  5. Take some time to think about your church and your unique cultural setting. What would it take for your church to be united, and for that unity to be displayed to the unbelieving world?
  6. Do you ever feel like a salesperson when sharing your faith? What steps can you take to change this?
  7. What would it mean for your church to live as a compelling community—a group of people who demonstrate love, unity, and hope in such a way that the unbelieving world is compelled to find out what is going on?
  8. Read 1 Peter 2:4–12. How should Peter’s description of our calling as the church affect the way we think about and interact with our surrounding community?
  9. Spend some time in prayer. God’s calling for your church is too important to neglect, and it’s too important to take on without the power of the Spirit. Ask God to so fill the life of your church with His Spirit that your community notices a difference. Ask Him to equip you for the role He has called you to play in His plan of redemption.

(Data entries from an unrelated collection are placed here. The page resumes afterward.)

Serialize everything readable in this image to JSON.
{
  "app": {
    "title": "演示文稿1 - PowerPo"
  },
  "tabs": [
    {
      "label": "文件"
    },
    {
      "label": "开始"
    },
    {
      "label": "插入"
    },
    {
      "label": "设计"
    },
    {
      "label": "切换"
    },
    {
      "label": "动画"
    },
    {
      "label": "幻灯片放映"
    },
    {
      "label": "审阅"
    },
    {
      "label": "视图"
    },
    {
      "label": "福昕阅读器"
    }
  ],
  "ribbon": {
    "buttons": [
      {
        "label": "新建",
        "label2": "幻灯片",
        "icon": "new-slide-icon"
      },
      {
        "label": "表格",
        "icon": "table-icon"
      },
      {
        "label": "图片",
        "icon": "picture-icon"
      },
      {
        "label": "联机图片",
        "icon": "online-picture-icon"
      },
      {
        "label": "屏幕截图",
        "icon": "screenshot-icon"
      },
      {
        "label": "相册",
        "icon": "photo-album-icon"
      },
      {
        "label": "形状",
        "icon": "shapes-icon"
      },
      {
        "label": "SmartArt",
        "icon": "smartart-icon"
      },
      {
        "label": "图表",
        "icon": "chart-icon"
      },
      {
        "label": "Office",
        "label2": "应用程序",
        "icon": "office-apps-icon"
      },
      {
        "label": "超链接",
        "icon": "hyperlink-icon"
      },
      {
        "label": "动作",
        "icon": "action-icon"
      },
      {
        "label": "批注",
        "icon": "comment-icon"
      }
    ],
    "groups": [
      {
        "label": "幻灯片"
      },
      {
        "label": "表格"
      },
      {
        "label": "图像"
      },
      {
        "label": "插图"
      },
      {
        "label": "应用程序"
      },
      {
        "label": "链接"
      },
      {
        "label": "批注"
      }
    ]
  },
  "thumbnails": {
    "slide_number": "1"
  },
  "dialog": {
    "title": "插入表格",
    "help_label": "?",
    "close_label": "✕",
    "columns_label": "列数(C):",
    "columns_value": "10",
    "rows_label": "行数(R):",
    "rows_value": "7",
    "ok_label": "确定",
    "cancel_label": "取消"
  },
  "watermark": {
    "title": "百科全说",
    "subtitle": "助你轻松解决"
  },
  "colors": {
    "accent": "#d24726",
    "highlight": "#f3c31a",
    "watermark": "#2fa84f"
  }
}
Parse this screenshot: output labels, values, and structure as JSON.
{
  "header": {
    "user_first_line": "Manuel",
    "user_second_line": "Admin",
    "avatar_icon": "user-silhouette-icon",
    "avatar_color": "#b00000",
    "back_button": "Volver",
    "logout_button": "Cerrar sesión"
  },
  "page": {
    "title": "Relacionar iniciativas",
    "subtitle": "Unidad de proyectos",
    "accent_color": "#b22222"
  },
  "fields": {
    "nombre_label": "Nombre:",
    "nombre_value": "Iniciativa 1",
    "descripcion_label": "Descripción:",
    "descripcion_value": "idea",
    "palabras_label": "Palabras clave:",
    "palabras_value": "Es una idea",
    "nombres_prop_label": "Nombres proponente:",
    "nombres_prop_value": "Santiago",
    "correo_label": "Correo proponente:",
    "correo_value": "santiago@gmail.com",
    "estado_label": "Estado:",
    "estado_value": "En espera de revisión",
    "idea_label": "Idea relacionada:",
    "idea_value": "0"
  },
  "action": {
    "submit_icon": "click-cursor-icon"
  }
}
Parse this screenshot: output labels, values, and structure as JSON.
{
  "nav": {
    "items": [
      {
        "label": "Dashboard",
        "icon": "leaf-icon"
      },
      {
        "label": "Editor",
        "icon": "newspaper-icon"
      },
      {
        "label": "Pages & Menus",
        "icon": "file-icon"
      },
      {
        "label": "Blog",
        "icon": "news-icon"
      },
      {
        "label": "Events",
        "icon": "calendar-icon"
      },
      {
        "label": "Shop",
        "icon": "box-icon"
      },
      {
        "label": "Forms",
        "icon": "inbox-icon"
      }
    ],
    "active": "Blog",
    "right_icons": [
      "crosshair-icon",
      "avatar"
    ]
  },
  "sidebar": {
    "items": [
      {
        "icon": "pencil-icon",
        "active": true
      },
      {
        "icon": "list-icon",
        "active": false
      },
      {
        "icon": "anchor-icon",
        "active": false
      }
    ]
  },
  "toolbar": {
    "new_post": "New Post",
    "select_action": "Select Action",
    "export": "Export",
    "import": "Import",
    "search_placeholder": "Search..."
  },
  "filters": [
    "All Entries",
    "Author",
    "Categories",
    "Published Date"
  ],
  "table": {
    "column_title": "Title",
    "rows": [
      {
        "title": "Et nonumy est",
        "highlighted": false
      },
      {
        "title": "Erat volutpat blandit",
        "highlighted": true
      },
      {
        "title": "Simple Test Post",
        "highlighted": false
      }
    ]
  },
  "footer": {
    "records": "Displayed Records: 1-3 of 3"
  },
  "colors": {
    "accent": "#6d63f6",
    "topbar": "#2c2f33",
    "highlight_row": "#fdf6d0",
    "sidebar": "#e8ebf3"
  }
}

Disclaimer: These questions have been drawn from Francis Chan’s book “Multiply: Disciples Making Disciples,” and are posted here for further reflection and study in conjunction with the full text of the book found at MultiplyMovement.com.

Saturday, April 4, 2015

Multiply II:1 - Life in the Church

This week, we begin the second section of Multiply, in which we will spend the next three weeks focusing on the purpose, role, and function of the church, and our place in it.

As Francis Chan candidly points out, we were not meant to live as 'Lone Ranger Christians.'  The church is really not an optional expression of faith; it is the central means of Christ's plan to reconcile the world to Himself.  It is even more than that - the church is the Bride of Christ.

On this note, I want to encourage you to join us on Thursday mornings as we journey through this study together.  "Church" happens whenever and wherever two or more of us gather in His name, including over coffee at Dunkin Donuts.

Come and be a part of the living church!

Love in Christ,
Pastor Joe

Part II - Living as the Church: Life in the Church

  1. Why do you think the New Testament places such a priority on Christians being committed members (or parts) of local churches? How can this priority best be reflected in your life?
  2. Read Ephesians 4:1–16. How should this passage affect the way you view your responsibility to other Christians in the church?
  3. Think about your unique setting and identify a few opportunities that God has given you to minister to the people around you. Have you taken advantage of these opportunities?
  4. Take a few minutes to meditate on Galatians 6:1–2. What would it look like to help bear someone else’s burden? Is there anyone in your life right now whom you should be helping in this way?
  5. Why do you think we tend to focus on the external circumstances and behavior when we try to help people change?
  6. Using your own words, try to explain why it is essential to get to the heart of the problem rather than merely addressing the circumstances and behavior.
  7. How should the truth of the gospel and the power of the Holy Spirit affect the way we approach helping people change?
  8. Would you say that your church body is characterized more by defeat and isolation or the power and transformation of the Holy Spirit? Why do you say that?
  9. What steps can you take right away to help your church function more like God intended?
  10. Would you say that you have been playing your part in the body of Christ? If so, how might you still need to grow in this? If not, are you ready to get involved? What steps might you need to take?
  11. Spend some time in prayer. Ask God to give you confidence in the Spirit’s power to use you in ministering to other people. Ask Him for the wisdom to know what to do and the discernment to recognize people who need help. Pray that God would use you and your church to continue His plan of redemption in your unique setting.
Disclaimer: These questions have been drawn from Francis Chan’s book “Multiply: Disciples Making Disciples,” and are posted here for further reflection and study in conjunction with the full text of the book found at MultiplyMovement.com.